Raymond epitomised everything that was good about the club, on and off the field. He had a distinguished career as an all round sportsman, starting with the Boys’ XI and eventually winning a place in the 1st XI in the late 1930s at the age of 16. He served as Secretary and Treasurer and was of great value to the club during and after the Second World War when he was a mainstay of the team. Capped by Scotland at hockey where he played for the Cartha club, he also played a number of times for the Ulster team and won a Steel and Sons Cup medal at football and had a spell with the Glentoran club.
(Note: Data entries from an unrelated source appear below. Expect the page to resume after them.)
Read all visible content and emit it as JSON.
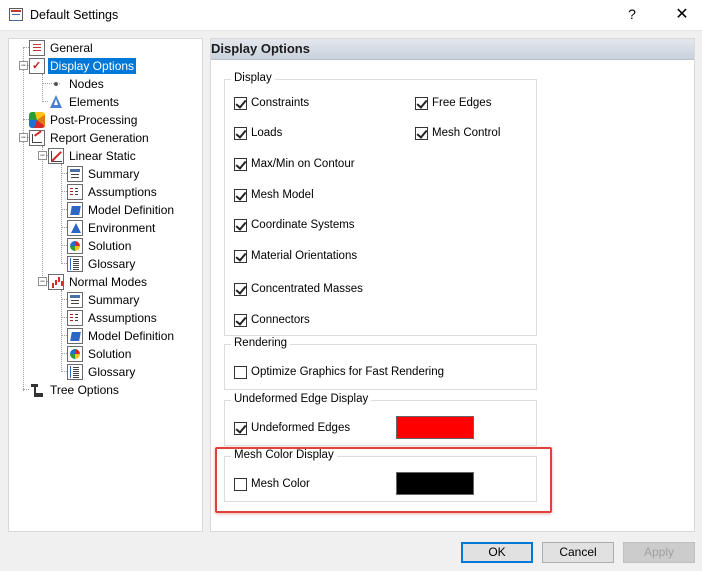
{
  "window": {
    "title": "Default Settings",
    "help_glyph": "?",
    "close_glyph": "✕"
  },
  "tree": {
    "general": "General",
    "display_options": "Display Options",
    "nodes": "Nodes",
    "elements": "Elements",
    "post_processing": "Post-Processing",
    "report_generation": "Report Generation",
    "linear_static": {
      "label": "Linear Static",
      "summary": "Summary",
      "assumptions": "Assumptions",
      "model_definition": "Model Definition",
      "environment": "Environment",
      "solution": "Solution",
      "glossary": "Glossary"
    },
    "normal_modes": {
      "label": "Normal Modes",
      "summary": "Summary",
      "assumptions": "Assumptions",
      "model_definition": "Model Definition",
      "solution": "Solution",
      "glossary": "Glossary"
    },
    "tree_options": "Tree Options",
    "selected": "Display Options"
  },
  "panel": {
    "header": "Display Options",
    "display_group": {
      "title": "Display",
      "options": [
        {
          "label": "Constraints",
          "checked": true
        },
        {
          "label": "Loads",
          "checked": true
        },
        {
          "label": "Max/Min on Contour",
          "checked": true
        },
        {
          "label": "Mesh Model",
          "checked": true
        },
        {
          "label": "Coordinate Systems",
          "checked": true
        },
        {
          "label": "Material Orientations",
          "checked": true
        },
        {
          "label": "Concentrated Masses",
          "checked": true
        },
        {
          "label": "Connectors",
          "checked": true
        },
        {
          "label": "Free Edges",
          "checked": true
        },
        {
          "label": "Mesh Control",
          "checked": true
        }
      ]
    },
    "rendering_group": {
      "title": "Rendering",
      "optimize_label": "Optimize Graphics for Fast Rendering",
      "optimize_checked": false
    },
    "undeformed_group": {
      "title": "Undeformed Edge Display",
      "label": "Undeformed Edges",
      "checked": true,
      "color": "#ff0000"
    },
    "mesh_color_group": {
      "title": "Mesh Color Display",
      "label": "Mesh Color",
      "checked": false,
      "color": "#000000",
      "highlight_color": "#e0423a"
    }
  },
  "buttons": {
    "ok": "OK",
    "cancel": "Cancel",
    "apply": "Apply"
  },
  "colors": {
    "selection": "#0078d7",
    "header_gradient_top": "#e4e8ee",
    "header_gradient_bottom": "#c9d1dc"
  }
}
As the 1930s moved on, the club went from strength to strength. It would appear that regular practice was taken for granted and Willie Andrews' ‘Scribbling Diary’ of 1939 confirms that players booked their practice slots well in advance. Frank Andrews and Raymond Crosby, Jim and Bob Montgomery and Harry Donnan all braved the elements in the first week in May – Raymond Crosby on three occasions! James Macdonald, Willie Dempster, Victor Houston and Willie Andrews joined the first group in the second week and it was a full net the following Thursday in preparation for the visit of Pembroke to The Green on the Saturday.
Raymond was not only a fine, dedicated all round sportsman, he was a lovely person and in later life extremely popular with the members.